Kirk and his police escort

Desmond Howard making his way to the set.

Erin Andrews
After the taping, we had a chance to take a photo with the crew on the set, in addition to a meet-n-greet. Chris Fowler is very professional and almost stiff, much like you'd expect from a broadcast news anchor. Kirk Herbstreit is very fan-friendly, taking time to sign autographs and going out of his way to see fans outside of the fence line. Out of the 5 broadcasters, he stuck around the longest. Desmond cuts the most jokes around the set. Erin Andrews was very elusive and did not stick around. But the most interesting of the crew is Lee Corso.

Kirk Herbstreit

Don't worry Josh, I passed your message along to Chris. A restraining order is pending.
 Watching Lee on TV, you can see that he has come along way in dealing with the effects of his minor stroke. In person, it is a bit more noticeable, but I admire how well he has persevered and also how approachable he is to those around him. I had great conversation with the coach discussing Auburn and our traditions, the rolling of Toomer's corner, and the game that day. He also let me in on the lapel pin he wears each week. For those of you who are curious, the pin he wears is a B-2 stealth bomber with an American flag on it. It was given to him at the Air Force Academy by the former B-2 wing commander, and its a rare pin to receive. He wears it in honor of our service men and women. It was great to talk Lee and see his passion for college football.

Lee is the man.
Getting up each Saturday going forward will bring a new appreciation for my favorite fall pre-game show. I'm in awe at the logistics, team work and coordination it takes to produce College GameDay each week. It will be hard not to think about the cameramen out in the heat, the statisticians feeding endless numbers, and the guys in the truck for 18 hours on Saturday who help bring it all together. While I won't always agree with the on-air personalities and their picks, I will appreciate their hard work after seeing it in person.

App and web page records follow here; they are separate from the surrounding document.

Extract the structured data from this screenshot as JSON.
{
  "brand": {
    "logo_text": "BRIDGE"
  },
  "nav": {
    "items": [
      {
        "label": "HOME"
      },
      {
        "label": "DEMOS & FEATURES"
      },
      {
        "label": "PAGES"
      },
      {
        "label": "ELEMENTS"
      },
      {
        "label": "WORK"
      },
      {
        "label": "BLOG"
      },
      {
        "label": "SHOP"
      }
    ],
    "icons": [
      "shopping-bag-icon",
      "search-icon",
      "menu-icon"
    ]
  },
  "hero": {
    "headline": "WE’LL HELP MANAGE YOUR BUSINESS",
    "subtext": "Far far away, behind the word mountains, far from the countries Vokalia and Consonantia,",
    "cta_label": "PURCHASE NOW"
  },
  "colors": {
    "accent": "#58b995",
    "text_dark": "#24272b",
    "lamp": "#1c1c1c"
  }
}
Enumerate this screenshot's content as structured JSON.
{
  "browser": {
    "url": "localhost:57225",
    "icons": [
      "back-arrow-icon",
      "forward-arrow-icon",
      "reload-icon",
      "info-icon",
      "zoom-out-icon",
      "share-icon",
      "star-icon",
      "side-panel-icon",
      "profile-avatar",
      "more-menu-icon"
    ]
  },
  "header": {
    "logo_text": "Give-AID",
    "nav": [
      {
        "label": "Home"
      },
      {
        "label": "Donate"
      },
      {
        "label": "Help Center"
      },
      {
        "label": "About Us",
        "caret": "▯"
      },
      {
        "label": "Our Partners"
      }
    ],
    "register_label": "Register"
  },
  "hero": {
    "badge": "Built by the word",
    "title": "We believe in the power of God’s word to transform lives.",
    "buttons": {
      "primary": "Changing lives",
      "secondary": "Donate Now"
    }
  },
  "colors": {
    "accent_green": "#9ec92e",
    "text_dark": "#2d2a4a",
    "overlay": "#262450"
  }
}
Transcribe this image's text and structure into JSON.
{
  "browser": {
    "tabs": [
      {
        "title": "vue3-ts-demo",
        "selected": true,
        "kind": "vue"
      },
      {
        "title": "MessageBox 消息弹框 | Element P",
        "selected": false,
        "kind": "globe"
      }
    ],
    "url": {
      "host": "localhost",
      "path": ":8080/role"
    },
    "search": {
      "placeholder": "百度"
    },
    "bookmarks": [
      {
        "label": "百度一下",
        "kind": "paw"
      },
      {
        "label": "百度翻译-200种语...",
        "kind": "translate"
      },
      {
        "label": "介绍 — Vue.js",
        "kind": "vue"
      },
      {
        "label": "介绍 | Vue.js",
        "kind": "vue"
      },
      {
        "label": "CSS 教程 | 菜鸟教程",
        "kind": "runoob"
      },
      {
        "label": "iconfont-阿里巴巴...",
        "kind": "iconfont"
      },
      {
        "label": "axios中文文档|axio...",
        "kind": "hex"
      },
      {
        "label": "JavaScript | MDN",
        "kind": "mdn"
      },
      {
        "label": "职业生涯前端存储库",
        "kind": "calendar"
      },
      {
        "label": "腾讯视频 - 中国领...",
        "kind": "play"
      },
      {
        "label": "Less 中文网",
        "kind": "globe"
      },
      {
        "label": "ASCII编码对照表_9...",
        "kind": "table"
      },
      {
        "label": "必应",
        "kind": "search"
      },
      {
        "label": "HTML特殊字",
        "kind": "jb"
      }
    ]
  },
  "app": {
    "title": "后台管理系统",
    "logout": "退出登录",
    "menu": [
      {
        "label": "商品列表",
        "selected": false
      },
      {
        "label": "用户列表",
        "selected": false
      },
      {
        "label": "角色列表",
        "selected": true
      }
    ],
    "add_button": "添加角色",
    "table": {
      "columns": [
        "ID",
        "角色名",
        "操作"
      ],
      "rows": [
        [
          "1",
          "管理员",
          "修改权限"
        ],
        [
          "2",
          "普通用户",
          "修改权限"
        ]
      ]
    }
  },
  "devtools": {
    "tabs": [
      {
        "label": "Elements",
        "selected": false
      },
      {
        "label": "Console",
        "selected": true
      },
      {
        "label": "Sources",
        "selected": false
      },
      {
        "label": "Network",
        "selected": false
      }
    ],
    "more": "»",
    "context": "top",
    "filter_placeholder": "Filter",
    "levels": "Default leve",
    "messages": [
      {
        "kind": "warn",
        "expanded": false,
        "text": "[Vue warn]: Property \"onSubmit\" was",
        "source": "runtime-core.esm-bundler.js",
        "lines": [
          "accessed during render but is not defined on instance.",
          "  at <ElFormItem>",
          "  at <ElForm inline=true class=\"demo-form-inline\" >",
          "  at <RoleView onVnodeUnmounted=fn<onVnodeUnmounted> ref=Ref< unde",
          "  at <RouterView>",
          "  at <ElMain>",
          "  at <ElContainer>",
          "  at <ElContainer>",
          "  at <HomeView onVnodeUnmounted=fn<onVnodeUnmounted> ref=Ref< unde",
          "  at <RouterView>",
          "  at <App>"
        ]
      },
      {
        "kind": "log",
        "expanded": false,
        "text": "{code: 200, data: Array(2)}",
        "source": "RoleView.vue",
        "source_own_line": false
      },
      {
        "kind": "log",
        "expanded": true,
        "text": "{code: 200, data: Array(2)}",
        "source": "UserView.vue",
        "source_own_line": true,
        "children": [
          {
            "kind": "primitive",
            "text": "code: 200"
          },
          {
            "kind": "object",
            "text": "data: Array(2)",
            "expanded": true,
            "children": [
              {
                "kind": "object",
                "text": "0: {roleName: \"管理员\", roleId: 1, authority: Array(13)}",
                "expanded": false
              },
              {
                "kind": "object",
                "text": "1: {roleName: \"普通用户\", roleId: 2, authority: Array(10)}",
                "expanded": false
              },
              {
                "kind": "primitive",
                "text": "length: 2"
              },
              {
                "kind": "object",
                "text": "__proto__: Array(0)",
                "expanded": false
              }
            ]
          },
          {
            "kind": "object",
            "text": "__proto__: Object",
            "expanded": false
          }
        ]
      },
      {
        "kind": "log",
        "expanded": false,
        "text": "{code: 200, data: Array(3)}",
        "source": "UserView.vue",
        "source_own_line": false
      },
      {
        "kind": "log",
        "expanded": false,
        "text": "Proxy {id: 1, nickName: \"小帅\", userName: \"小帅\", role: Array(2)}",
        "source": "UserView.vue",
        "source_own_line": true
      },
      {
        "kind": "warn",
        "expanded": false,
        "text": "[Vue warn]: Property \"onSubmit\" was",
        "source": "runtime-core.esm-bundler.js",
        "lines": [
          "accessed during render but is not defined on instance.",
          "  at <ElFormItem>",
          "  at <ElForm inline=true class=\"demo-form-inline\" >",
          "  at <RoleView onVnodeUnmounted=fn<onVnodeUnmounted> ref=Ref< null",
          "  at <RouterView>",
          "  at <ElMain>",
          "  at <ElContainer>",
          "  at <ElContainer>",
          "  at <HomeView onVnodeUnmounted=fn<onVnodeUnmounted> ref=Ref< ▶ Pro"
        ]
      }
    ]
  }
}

BulldawgJosh said...


Earl said...

Nice write up, AUMaverick.

AUMaverick said...

Pretty much everyone was cool except for Erin Andrews. You could not even say hello to her much less approach her without being confronted by three large APD officers. Stone cold, man, stone cold.

Ellen Helms O'Neal said...

Andrew Howard? My bro in law just asked about corso's lapel pin so I googled it and your blog came up! Small world. Thanks for providing the answer. Hope you are well.

Ellen O'Neal